* **What is required**:
Filter these records by the string "About", copying each line that holds it.
((
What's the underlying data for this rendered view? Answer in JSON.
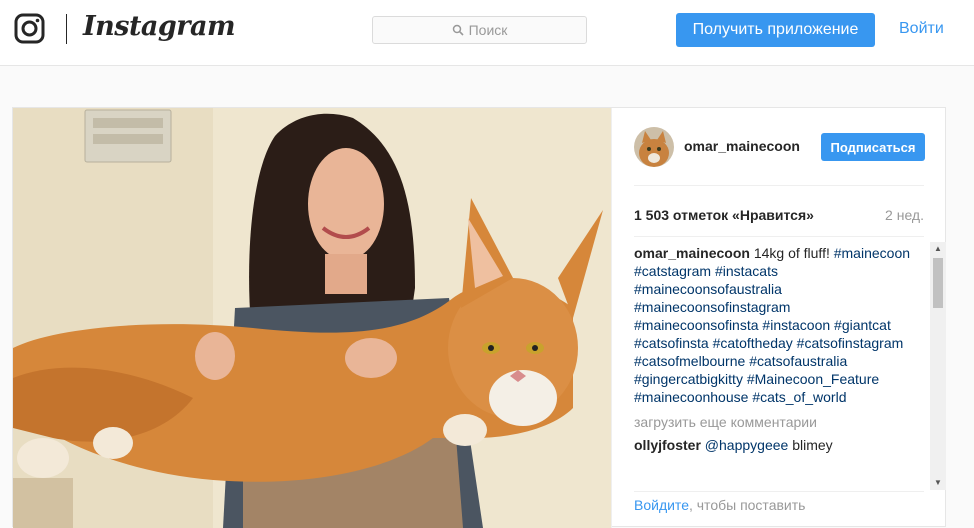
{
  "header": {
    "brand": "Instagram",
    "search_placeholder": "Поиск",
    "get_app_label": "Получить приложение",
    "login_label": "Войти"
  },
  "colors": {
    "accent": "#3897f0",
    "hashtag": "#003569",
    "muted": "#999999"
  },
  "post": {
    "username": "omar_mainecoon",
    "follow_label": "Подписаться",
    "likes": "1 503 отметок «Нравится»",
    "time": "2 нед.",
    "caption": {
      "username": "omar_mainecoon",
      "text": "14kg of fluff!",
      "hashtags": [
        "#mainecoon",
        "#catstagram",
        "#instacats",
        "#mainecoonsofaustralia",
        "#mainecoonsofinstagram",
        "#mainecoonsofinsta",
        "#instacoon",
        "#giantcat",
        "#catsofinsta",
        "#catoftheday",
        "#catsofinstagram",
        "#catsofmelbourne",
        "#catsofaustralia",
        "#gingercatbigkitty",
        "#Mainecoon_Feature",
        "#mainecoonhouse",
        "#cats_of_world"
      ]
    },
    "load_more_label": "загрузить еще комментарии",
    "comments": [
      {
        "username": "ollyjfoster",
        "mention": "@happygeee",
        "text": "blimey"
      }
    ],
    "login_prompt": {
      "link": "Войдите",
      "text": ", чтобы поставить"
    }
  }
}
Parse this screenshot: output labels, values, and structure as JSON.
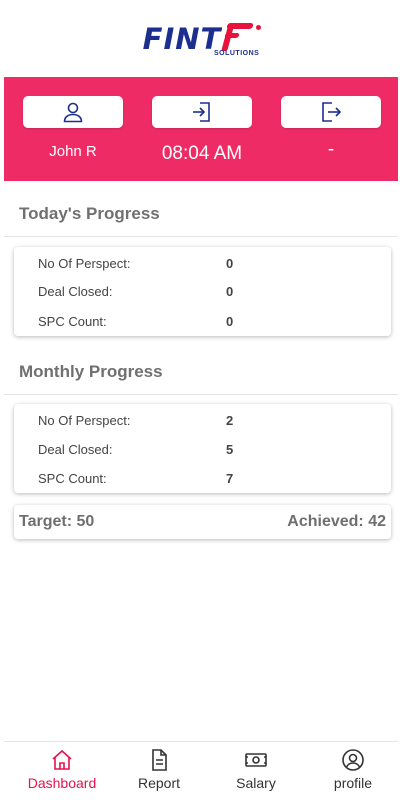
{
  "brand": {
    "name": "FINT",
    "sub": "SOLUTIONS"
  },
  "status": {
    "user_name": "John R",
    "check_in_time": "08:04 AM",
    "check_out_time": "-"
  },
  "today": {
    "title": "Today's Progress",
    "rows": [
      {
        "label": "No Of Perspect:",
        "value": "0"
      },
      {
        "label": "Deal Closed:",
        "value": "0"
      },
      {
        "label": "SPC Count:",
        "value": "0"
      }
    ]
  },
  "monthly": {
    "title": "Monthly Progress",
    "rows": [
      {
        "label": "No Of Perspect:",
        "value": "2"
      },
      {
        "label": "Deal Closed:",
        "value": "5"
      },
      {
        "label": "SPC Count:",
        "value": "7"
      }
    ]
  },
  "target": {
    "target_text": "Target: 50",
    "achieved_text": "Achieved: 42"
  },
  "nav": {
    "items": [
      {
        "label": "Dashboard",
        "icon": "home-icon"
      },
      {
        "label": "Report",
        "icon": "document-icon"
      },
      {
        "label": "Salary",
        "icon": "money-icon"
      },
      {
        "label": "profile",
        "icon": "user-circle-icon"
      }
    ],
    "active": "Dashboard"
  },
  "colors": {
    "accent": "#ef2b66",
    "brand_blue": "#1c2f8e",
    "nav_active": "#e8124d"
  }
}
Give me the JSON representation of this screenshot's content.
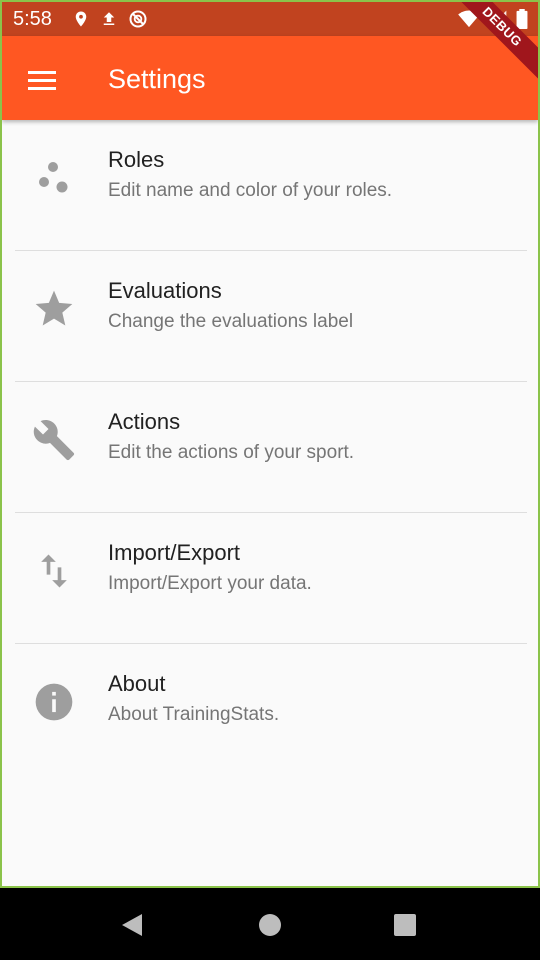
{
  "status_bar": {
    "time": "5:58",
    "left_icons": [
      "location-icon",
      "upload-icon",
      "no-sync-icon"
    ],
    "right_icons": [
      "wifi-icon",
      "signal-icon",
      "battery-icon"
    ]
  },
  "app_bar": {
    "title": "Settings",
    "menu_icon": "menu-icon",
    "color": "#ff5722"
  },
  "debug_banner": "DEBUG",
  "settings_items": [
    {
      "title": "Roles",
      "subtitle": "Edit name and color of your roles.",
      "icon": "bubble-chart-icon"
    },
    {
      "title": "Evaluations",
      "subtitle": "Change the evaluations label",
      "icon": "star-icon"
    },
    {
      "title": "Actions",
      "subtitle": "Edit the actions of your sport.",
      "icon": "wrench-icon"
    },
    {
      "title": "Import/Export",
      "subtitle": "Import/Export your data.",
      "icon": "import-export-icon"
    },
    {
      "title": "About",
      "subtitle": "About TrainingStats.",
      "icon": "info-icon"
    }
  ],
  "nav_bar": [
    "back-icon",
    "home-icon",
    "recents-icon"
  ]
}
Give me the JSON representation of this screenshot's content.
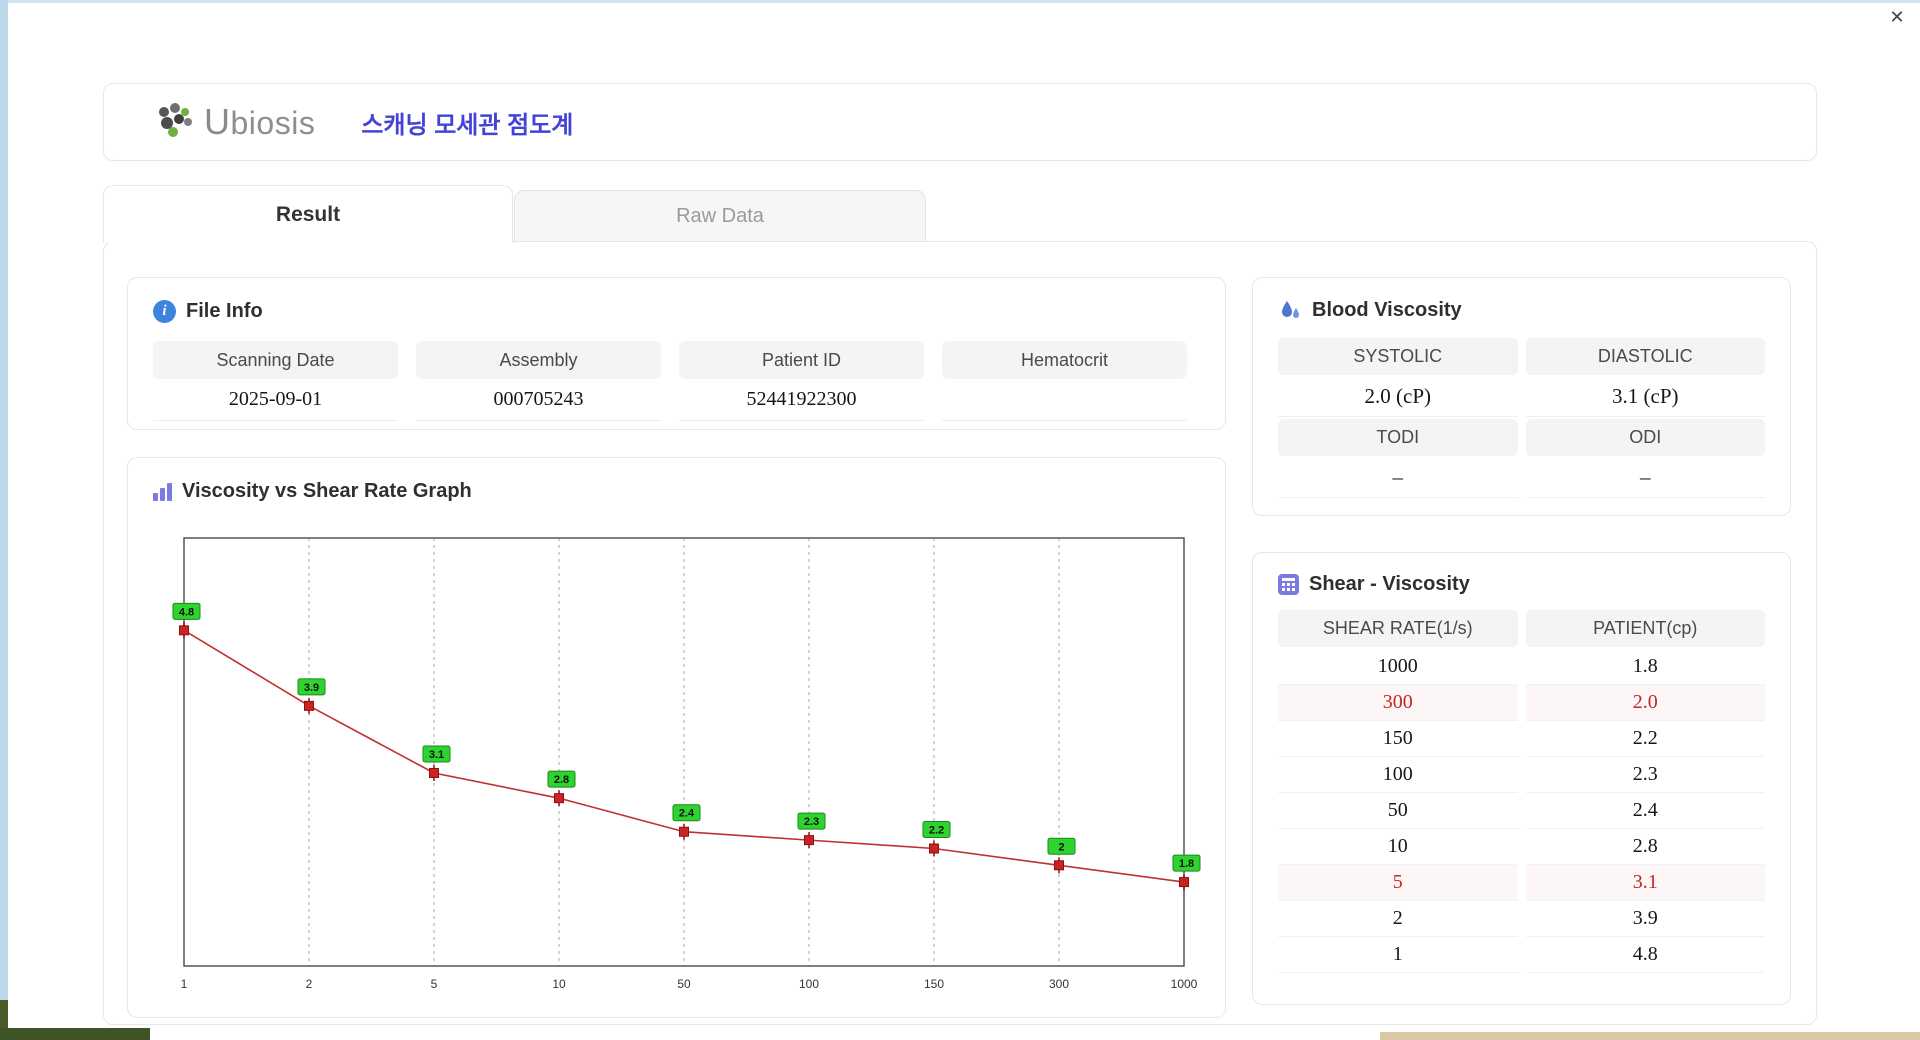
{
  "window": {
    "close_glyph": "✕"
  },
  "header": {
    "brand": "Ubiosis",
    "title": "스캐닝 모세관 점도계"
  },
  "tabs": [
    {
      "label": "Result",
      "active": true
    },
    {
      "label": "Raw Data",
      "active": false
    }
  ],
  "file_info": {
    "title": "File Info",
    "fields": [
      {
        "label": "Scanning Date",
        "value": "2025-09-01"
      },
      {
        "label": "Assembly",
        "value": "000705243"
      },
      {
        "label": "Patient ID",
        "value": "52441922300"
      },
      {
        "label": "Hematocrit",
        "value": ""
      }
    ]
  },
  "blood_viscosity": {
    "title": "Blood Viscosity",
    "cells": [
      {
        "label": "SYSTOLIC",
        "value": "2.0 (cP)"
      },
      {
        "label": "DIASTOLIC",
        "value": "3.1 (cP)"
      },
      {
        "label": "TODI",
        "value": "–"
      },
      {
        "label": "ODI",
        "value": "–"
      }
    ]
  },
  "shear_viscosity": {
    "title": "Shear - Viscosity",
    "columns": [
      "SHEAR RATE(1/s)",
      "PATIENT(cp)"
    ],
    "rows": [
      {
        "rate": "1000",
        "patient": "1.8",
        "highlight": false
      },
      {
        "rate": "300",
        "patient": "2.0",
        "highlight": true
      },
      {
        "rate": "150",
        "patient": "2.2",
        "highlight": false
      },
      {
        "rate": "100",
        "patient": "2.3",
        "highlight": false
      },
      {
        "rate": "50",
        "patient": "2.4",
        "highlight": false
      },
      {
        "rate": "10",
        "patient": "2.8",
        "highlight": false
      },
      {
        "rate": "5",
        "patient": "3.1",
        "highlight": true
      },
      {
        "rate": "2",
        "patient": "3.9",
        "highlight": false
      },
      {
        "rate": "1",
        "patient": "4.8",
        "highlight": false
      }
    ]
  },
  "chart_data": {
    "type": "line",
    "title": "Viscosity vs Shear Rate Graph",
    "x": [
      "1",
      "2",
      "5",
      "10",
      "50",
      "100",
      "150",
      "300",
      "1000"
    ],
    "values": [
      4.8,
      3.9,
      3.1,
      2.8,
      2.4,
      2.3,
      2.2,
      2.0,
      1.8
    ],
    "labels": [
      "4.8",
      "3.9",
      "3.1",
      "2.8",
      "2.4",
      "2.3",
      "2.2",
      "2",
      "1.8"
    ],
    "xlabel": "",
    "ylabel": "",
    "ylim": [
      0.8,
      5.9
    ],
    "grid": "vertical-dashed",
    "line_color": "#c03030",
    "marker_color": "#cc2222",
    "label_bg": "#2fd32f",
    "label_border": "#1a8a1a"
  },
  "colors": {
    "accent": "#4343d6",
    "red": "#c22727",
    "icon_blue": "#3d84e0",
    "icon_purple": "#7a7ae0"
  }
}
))
* **Solution**:
      "title": "About",
      "subtitle": "About TrainingStats.",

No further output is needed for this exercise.